[Items from a dataset]
..............................

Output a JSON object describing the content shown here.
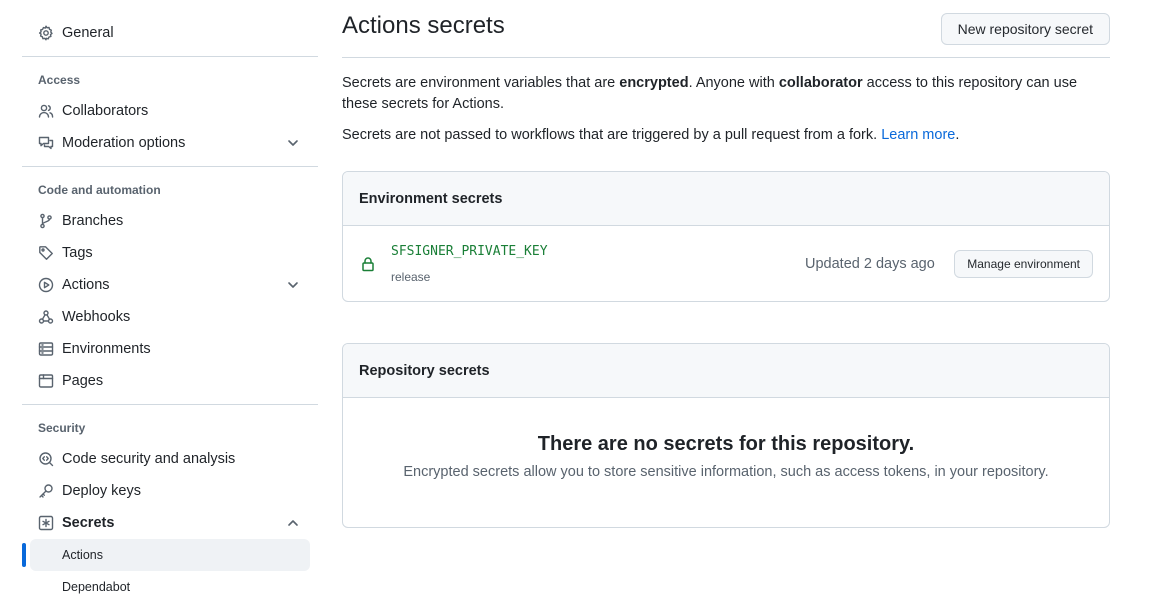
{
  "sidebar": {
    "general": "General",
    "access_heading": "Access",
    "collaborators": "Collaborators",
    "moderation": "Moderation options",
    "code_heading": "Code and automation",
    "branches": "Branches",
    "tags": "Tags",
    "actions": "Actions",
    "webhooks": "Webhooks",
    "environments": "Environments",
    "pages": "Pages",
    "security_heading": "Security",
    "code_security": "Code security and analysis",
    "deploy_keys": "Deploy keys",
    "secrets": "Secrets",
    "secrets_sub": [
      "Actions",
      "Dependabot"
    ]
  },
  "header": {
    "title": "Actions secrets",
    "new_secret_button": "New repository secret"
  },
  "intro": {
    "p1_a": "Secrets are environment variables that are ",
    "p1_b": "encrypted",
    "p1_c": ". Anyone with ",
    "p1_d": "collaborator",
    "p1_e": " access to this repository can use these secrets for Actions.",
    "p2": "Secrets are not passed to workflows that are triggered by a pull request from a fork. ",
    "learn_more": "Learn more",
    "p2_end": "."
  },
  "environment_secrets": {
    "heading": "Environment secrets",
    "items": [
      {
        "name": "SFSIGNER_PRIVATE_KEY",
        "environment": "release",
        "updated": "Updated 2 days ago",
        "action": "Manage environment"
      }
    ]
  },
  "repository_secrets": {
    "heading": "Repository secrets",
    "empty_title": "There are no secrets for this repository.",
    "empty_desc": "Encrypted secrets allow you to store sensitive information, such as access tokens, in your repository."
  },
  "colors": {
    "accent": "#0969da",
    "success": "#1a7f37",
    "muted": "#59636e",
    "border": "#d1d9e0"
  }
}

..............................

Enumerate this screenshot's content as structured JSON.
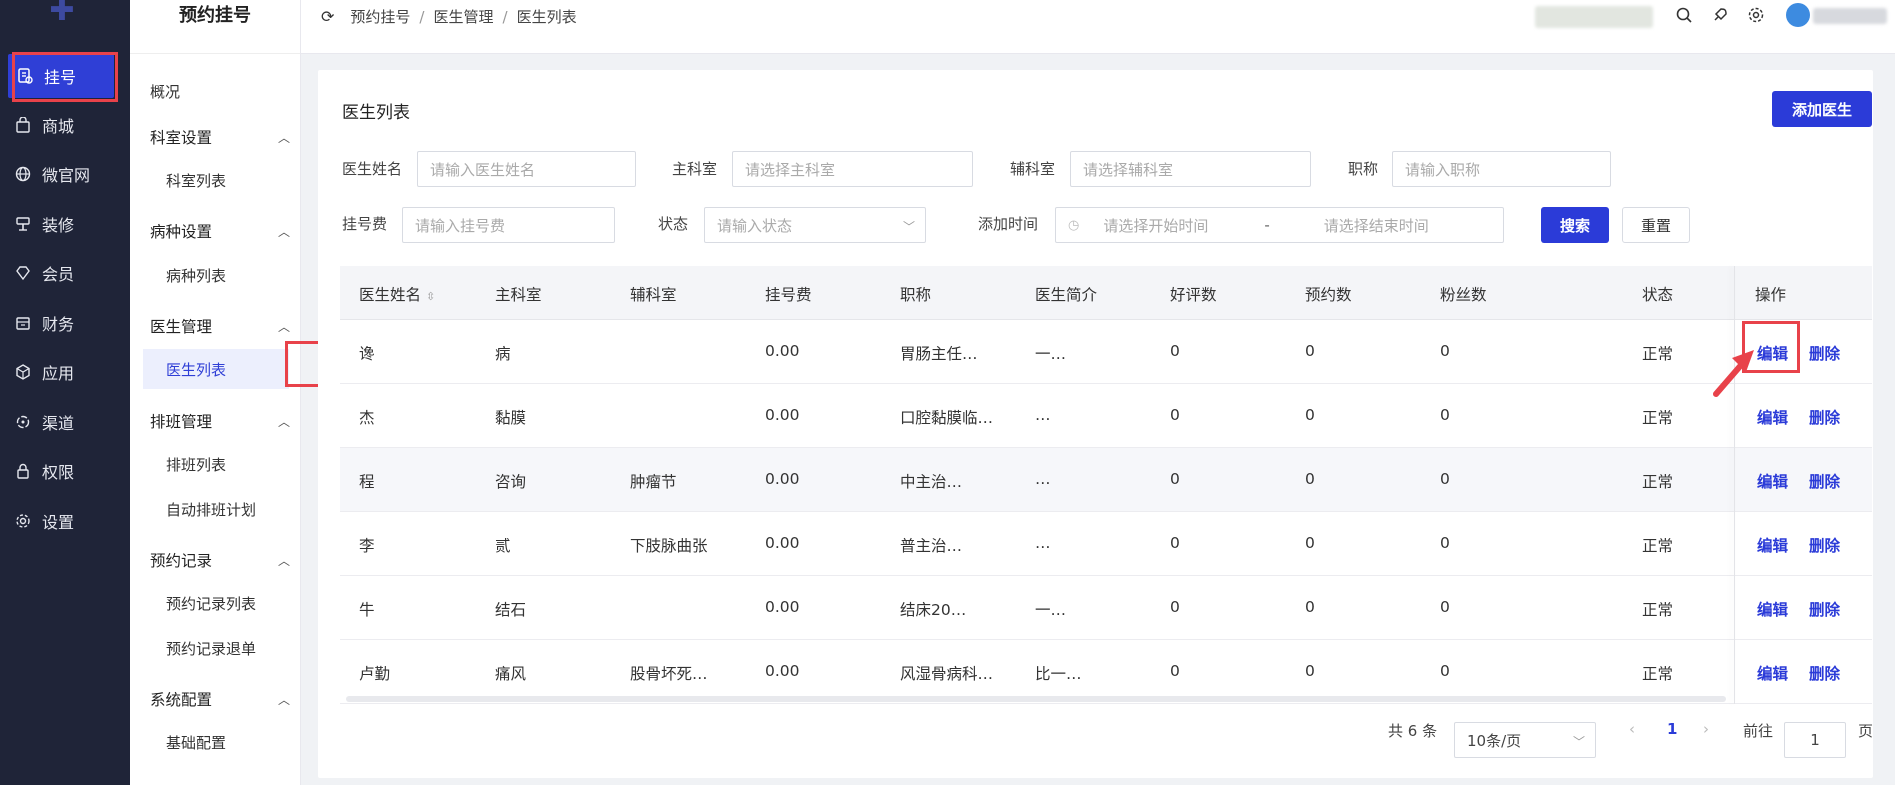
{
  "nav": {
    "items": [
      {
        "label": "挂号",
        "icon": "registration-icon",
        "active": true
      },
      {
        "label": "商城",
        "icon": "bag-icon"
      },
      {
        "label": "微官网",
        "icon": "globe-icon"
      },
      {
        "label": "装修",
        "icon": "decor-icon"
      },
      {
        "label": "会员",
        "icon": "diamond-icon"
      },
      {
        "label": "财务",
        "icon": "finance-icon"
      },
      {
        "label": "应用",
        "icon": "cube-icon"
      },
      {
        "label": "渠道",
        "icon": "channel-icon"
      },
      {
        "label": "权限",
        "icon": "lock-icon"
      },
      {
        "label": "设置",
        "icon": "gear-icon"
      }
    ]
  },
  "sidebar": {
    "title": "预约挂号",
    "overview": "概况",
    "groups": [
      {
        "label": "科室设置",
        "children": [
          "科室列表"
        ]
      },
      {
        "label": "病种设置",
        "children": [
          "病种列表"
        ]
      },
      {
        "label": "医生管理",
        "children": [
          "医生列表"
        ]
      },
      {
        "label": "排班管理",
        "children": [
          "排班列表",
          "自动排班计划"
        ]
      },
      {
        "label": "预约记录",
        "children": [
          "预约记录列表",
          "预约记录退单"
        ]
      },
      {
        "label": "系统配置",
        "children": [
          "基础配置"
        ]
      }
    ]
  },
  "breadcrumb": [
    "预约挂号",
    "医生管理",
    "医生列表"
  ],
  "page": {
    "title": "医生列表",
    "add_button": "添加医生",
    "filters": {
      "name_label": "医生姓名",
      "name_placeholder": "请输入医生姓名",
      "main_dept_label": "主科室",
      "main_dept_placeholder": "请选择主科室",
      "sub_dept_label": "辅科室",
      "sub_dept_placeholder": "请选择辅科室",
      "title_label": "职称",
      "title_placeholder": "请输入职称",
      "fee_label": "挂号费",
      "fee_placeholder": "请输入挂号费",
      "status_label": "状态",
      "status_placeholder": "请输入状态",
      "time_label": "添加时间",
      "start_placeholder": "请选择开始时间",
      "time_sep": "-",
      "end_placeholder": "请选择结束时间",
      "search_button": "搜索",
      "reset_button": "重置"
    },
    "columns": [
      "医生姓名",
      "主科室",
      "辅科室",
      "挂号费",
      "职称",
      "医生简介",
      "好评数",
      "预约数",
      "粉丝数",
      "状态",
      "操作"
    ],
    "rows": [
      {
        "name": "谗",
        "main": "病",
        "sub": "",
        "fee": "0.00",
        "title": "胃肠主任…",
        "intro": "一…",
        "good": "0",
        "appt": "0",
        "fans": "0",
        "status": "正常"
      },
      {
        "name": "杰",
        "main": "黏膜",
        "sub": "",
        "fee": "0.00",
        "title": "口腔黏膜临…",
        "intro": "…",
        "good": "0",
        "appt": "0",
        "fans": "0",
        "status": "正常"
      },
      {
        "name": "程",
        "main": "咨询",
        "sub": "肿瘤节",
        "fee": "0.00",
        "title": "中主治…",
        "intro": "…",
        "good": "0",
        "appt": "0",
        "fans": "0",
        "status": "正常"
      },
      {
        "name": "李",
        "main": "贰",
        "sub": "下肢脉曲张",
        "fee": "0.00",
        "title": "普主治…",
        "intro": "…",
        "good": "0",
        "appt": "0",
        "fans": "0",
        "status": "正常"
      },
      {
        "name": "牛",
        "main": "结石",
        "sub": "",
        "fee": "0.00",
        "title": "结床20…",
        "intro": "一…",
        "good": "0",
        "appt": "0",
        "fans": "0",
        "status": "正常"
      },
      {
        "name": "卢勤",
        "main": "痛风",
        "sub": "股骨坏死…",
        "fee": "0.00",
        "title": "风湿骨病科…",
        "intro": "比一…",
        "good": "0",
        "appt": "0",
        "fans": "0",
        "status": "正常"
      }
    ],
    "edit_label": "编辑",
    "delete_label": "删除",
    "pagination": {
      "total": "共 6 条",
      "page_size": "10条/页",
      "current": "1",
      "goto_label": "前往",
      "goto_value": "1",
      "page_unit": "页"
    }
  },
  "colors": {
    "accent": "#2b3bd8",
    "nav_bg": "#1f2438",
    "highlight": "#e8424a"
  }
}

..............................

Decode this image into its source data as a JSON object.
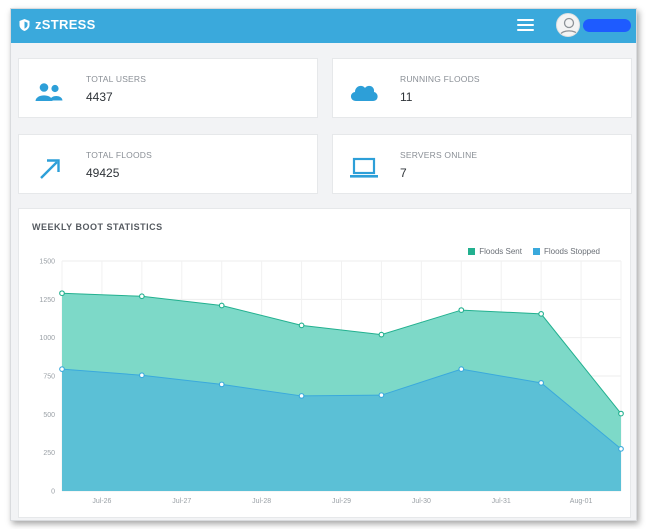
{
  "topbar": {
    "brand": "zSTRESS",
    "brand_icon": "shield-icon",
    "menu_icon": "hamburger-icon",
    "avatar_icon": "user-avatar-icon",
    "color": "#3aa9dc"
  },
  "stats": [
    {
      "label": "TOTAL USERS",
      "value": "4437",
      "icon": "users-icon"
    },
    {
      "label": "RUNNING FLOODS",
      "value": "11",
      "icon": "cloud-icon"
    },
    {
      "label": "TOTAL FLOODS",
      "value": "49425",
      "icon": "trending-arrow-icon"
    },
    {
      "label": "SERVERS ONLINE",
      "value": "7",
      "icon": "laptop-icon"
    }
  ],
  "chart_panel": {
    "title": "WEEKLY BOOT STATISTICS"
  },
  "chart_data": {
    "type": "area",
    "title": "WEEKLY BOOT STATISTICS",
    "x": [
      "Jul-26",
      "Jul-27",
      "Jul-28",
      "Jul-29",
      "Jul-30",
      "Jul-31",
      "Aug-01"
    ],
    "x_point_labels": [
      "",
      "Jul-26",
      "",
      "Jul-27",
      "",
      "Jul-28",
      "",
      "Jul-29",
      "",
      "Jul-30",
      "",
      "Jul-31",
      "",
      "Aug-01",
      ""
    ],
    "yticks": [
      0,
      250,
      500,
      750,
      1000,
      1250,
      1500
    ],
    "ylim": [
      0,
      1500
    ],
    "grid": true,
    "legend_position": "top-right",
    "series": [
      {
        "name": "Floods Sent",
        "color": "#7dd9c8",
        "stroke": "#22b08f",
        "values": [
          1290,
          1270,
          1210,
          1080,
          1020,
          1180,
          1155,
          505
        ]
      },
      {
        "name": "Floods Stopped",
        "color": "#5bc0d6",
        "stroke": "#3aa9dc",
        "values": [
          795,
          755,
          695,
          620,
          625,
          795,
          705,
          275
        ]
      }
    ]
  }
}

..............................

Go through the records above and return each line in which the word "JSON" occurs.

RESULT OF THE TASK
Output a JSON object describing the content shown here.
Enumerate this screenshot's content as structured JSON.
Decode this image into its source data as a JSON object.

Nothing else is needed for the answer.